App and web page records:
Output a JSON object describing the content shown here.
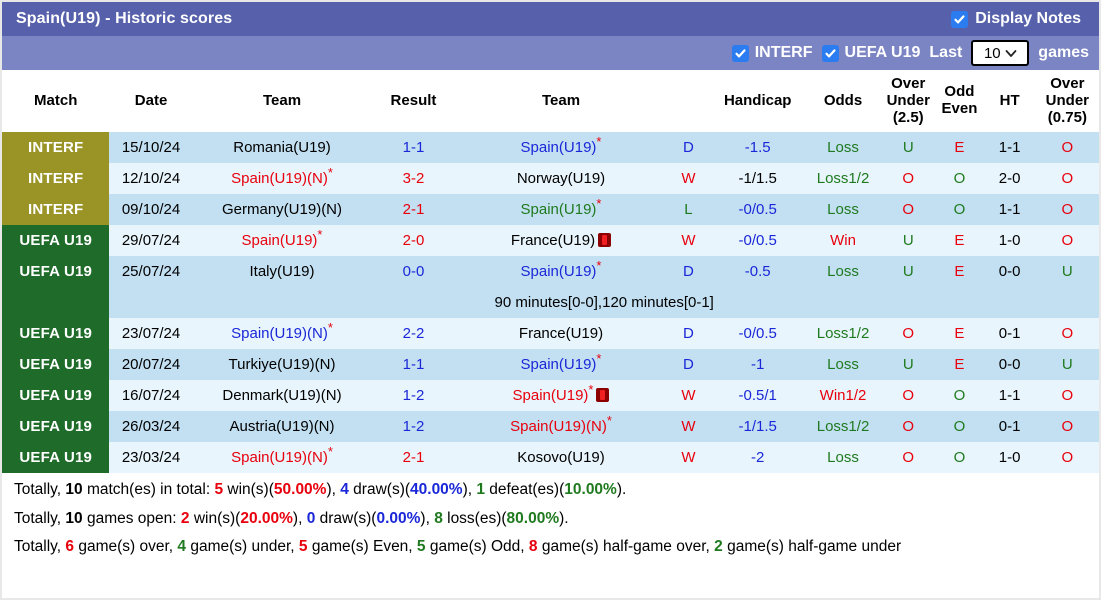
{
  "header": {
    "title": "Spain(U19) - Historic scores",
    "display_notes_label": "Display Notes",
    "display_notes_checked": true
  },
  "options": {
    "interf_label": "INTERF",
    "interf_checked": true,
    "uefa_label": "UEFA U19",
    "uefa_checked": true,
    "last_label": "Last",
    "games_count": "10",
    "games_label": "games"
  },
  "columns": {
    "match": "Match",
    "date": "Date",
    "team_home": "Team",
    "result": "Result",
    "team_away": "Team",
    "handicap": "Handicap",
    "odds": "Odds",
    "over_under_25_l1": "Over",
    "over_under_25_l2": "Under",
    "over_under_25_l3": "(2.5)",
    "odd_even_l1": "Odd",
    "odd_even_l2": "Even",
    "ht": "HT",
    "over_under_075_l1": "Over",
    "over_under_075_l2": "Under",
    "over_under_075_l3": "(0.75)"
  },
  "rows": [
    {
      "comp": "INTERF",
      "comp_type": "interf",
      "date": "15/10/24",
      "home": "Romania(U19)",
      "home_color": "black",
      "home_star": false,
      "score_left": "1",
      "score_sep": "-",
      "score_right": "1",
      "score_color": "blue",
      "away": "Spain(U19)",
      "away_color": "blue",
      "away_star": true,
      "away_redcard": false,
      "result": "D",
      "result_color": "blue",
      "handicap": "-1.5",
      "handicap_color": "blue",
      "odds": "Loss",
      "odds_color": "green",
      "ou25": "U",
      "ou25_color": "green",
      "oddeven": "E",
      "oddeven_color": "red",
      "ht": "1-1",
      "ou075": "O",
      "ou075_color": "red",
      "note": null
    },
    {
      "comp": "INTERF",
      "comp_type": "interf",
      "date": "12/10/24",
      "home": "Spain(U19)(N)",
      "home_color": "red",
      "home_star": true,
      "score_left": "3",
      "score_sep": "-",
      "score_right": "2",
      "score_color": "red",
      "away": "Norway(U19)",
      "away_color": "black",
      "away_star": false,
      "away_redcard": false,
      "result": "W",
      "result_color": "red",
      "handicap": "-1/1.5",
      "handicap_color": "black",
      "odds": "Loss1/2",
      "odds_color": "green",
      "ou25": "O",
      "ou25_color": "red",
      "oddeven": "O",
      "oddeven_color": "green",
      "ht": "2-0",
      "ou075": "O",
      "ou075_color": "red",
      "note": null
    },
    {
      "comp": "INTERF",
      "comp_type": "interf",
      "date": "09/10/24",
      "home": "Germany(U19)(N)",
      "home_color": "black",
      "home_star": false,
      "score_left": "2",
      "score_sep": "-",
      "score_right": "1",
      "score_color": "red",
      "away": "Spain(U19)",
      "away_color": "green",
      "away_star": true,
      "away_redcard": false,
      "result": "L",
      "result_color": "green",
      "handicap": "-0/0.5",
      "handicap_color": "blue",
      "odds": "Loss",
      "odds_color": "green",
      "ou25": "O",
      "ou25_color": "red",
      "oddeven": "O",
      "oddeven_color": "green",
      "ht": "1-1",
      "ou075": "O",
      "ou075_color": "red",
      "note": null
    },
    {
      "comp": "UEFA U19",
      "comp_type": "uefa",
      "date": "29/07/24",
      "home": "Spain(U19)",
      "home_color": "red",
      "home_star": true,
      "score_left": "2",
      "score_sep": "-",
      "score_right": "0",
      "score_color": "red",
      "away": "France(U19)",
      "away_color": "black",
      "away_star": false,
      "away_redcard": true,
      "result": "W",
      "result_color": "red",
      "handicap": "-0/0.5",
      "handicap_color": "blue",
      "odds": "Win",
      "odds_color": "red",
      "ou25": "U",
      "ou25_color": "green",
      "oddeven": "E",
      "oddeven_color": "red",
      "ht": "1-0",
      "ou075": "O",
      "ou075_color": "red",
      "note": null
    },
    {
      "comp": "UEFA U19",
      "comp_type": "uefa",
      "date": "25/07/24",
      "home": "Italy(U19)",
      "home_color": "black",
      "home_star": false,
      "score_left": "0",
      "score_sep": "-",
      "score_right": "0",
      "score_color": "blue",
      "away": "Spain(U19)",
      "away_color": "blue",
      "away_star": true,
      "away_redcard": false,
      "result": "D",
      "result_color": "blue",
      "handicap": "-0.5",
      "handicap_color": "blue",
      "odds": "Loss",
      "odds_color": "green",
      "ou25": "U",
      "ou25_color": "green",
      "oddeven": "E",
      "oddeven_color": "red",
      "ht": "0-0",
      "ou075": "U",
      "ou075_color": "green",
      "note": "90 minutes[0-0],120 minutes[0-1]"
    },
    {
      "comp": "UEFA U19",
      "comp_type": "uefa",
      "date": "23/07/24",
      "home": "Spain(U19)(N)",
      "home_color": "blue",
      "home_star": true,
      "score_left": "2",
      "score_sep": "-",
      "score_right": "2",
      "score_color": "blue",
      "away": "France(U19)",
      "away_color": "black",
      "away_star": false,
      "away_redcard": false,
      "result": "D",
      "result_color": "blue",
      "handicap": "-0/0.5",
      "handicap_color": "blue",
      "odds": "Loss1/2",
      "odds_color": "green",
      "ou25": "O",
      "ou25_color": "red",
      "oddeven": "E",
      "oddeven_color": "red",
      "ht": "0-1",
      "ou075": "O",
      "ou075_color": "red",
      "note": null
    },
    {
      "comp": "UEFA U19",
      "comp_type": "uefa",
      "date": "20/07/24",
      "home": "Turkiye(U19)(N)",
      "home_color": "black",
      "home_star": false,
      "score_left": "1",
      "score_sep": "-",
      "score_right": "1",
      "score_color": "blue",
      "away": "Spain(U19)",
      "away_color": "blue",
      "away_star": true,
      "away_redcard": false,
      "result": "D",
      "result_color": "blue",
      "handicap": "-1",
      "handicap_color": "blue",
      "odds": "Loss",
      "odds_color": "green",
      "ou25": "U",
      "ou25_color": "green",
      "oddeven": "E",
      "oddeven_color": "red",
      "ht": "0-0",
      "ou075": "U",
      "ou075_color": "green",
      "note": null
    },
    {
      "comp": "UEFA U19",
      "comp_type": "uefa",
      "date": "16/07/24",
      "home": "Denmark(U19)(N)",
      "home_color": "black",
      "home_star": false,
      "score_left": "1",
      "score_sep": "-",
      "score_right": "2",
      "score_color": "blue",
      "away": "Spain(U19)",
      "away_color": "red",
      "away_star": true,
      "away_redcard": true,
      "result": "W",
      "result_color": "red",
      "handicap": "-0.5/1",
      "handicap_color": "blue",
      "odds": "Win1/2",
      "odds_color": "red",
      "ou25": "O",
      "ou25_color": "red",
      "oddeven": "O",
      "oddeven_color": "green",
      "ht": "1-1",
      "ou075": "O",
      "ou075_color": "red",
      "note": null
    },
    {
      "comp": "UEFA U19",
      "comp_type": "uefa",
      "date": "26/03/24",
      "home": "Austria(U19)(N)",
      "home_color": "black",
      "home_star": false,
      "score_left": "1",
      "score_sep": "-",
      "score_right": "2",
      "score_color": "blue",
      "away": "Spain(U19)(N)",
      "away_color": "red",
      "away_star": true,
      "away_redcard": false,
      "result": "W",
      "result_color": "red",
      "handicap": "-1/1.5",
      "handicap_color": "blue",
      "odds": "Loss1/2",
      "odds_color": "green",
      "ou25": "O",
      "ou25_color": "red",
      "oddeven": "O",
      "oddeven_color": "green",
      "ht": "0-1",
      "ou075": "O",
      "ou075_color": "red",
      "note": null
    },
    {
      "comp": "UEFA U19",
      "comp_type": "uefa",
      "date": "23/03/24",
      "home": "Spain(U19)(N)",
      "home_color": "red",
      "home_star": true,
      "score_left": "2",
      "score_sep": "-",
      "score_right": "1",
      "score_color": "red",
      "away": "Kosovo(U19)",
      "away_color": "black",
      "away_star": false,
      "away_redcard": false,
      "result": "W",
      "result_color": "red",
      "handicap": "-2",
      "handicap_color": "blue",
      "odds": "Loss",
      "odds_color": "green",
      "ou25": "O",
      "ou25_color": "red",
      "oddeven": "O",
      "oddeven_color": "green",
      "ht": "1-0",
      "ou075": "O",
      "ou075_color": "red",
      "note": null
    }
  ],
  "summary": {
    "line1": [
      {
        "t": "Totally, ",
        "c": "plain"
      },
      {
        "t": "10",
        "c": "black"
      },
      {
        "t": " match(es) in total: ",
        "c": "plain"
      },
      {
        "t": "5",
        "c": "red"
      },
      {
        "t": " win(s)(",
        "c": "plain"
      },
      {
        "t": "50.00%",
        "c": "red"
      },
      {
        "t": "), ",
        "c": "plain"
      },
      {
        "t": "4",
        "c": "blue"
      },
      {
        "t": " draw(s)(",
        "c": "plain"
      },
      {
        "t": "40.00%",
        "c": "blue"
      },
      {
        "t": "), ",
        "c": "plain"
      },
      {
        "t": "1",
        "c": "green"
      },
      {
        "t": " defeat(es)(",
        "c": "plain"
      },
      {
        "t": "10.00%",
        "c": "green"
      },
      {
        "t": ").",
        "c": "plain"
      }
    ],
    "line2": [
      {
        "t": "Totally, ",
        "c": "plain"
      },
      {
        "t": "10",
        "c": "black"
      },
      {
        "t": " games open: ",
        "c": "plain"
      },
      {
        "t": "2",
        "c": "red"
      },
      {
        "t": " win(s)(",
        "c": "plain"
      },
      {
        "t": "20.00%",
        "c": "red"
      },
      {
        "t": "), ",
        "c": "plain"
      },
      {
        "t": "0",
        "c": "blue"
      },
      {
        "t": " draw(s)(",
        "c": "plain"
      },
      {
        "t": "0.00%",
        "c": "blue"
      },
      {
        "t": "), ",
        "c": "plain"
      },
      {
        "t": "8",
        "c": "green"
      },
      {
        "t": " loss(es)(",
        "c": "plain"
      },
      {
        "t": "80.00%",
        "c": "green"
      },
      {
        "t": ").",
        "c": "plain"
      }
    ],
    "line3": [
      {
        "t": "Totally, ",
        "c": "plain"
      },
      {
        "t": "6",
        "c": "red"
      },
      {
        "t": " game(s) over, ",
        "c": "plain"
      },
      {
        "t": "4",
        "c": "green"
      },
      {
        "t": " game(s) under, ",
        "c": "plain"
      },
      {
        "t": "5",
        "c": "red"
      },
      {
        "t": " game(s) Even, ",
        "c": "plain"
      },
      {
        "t": "5",
        "c": "green"
      },
      {
        "t": " game(s) Odd, ",
        "c": "plain"
      },
      {
        "t": "8",
        "c": "red"
      },
      {
        "t": " game(s) half-game over, ",
        "c": "plain"
      },
      {
        "t": "2",
        "c": "green"
      },
      {
        "t": " game(s) half-game under",
        "c": "plain"
      }
    ]
  }
}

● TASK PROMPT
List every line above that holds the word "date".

● TASK SOLUTION
    "date": "Date",
      "date": "15/10/24",
      "date": "12/10/24",
      "date": "09/10/24",
      "date": "29/07/24",
      "date": "25/07/24",
      "date": "23/07/24",
      "date": "20/07/24",
      "date": "16/07/24",
      "date": "26/03/24",
      "date": "23/03/24",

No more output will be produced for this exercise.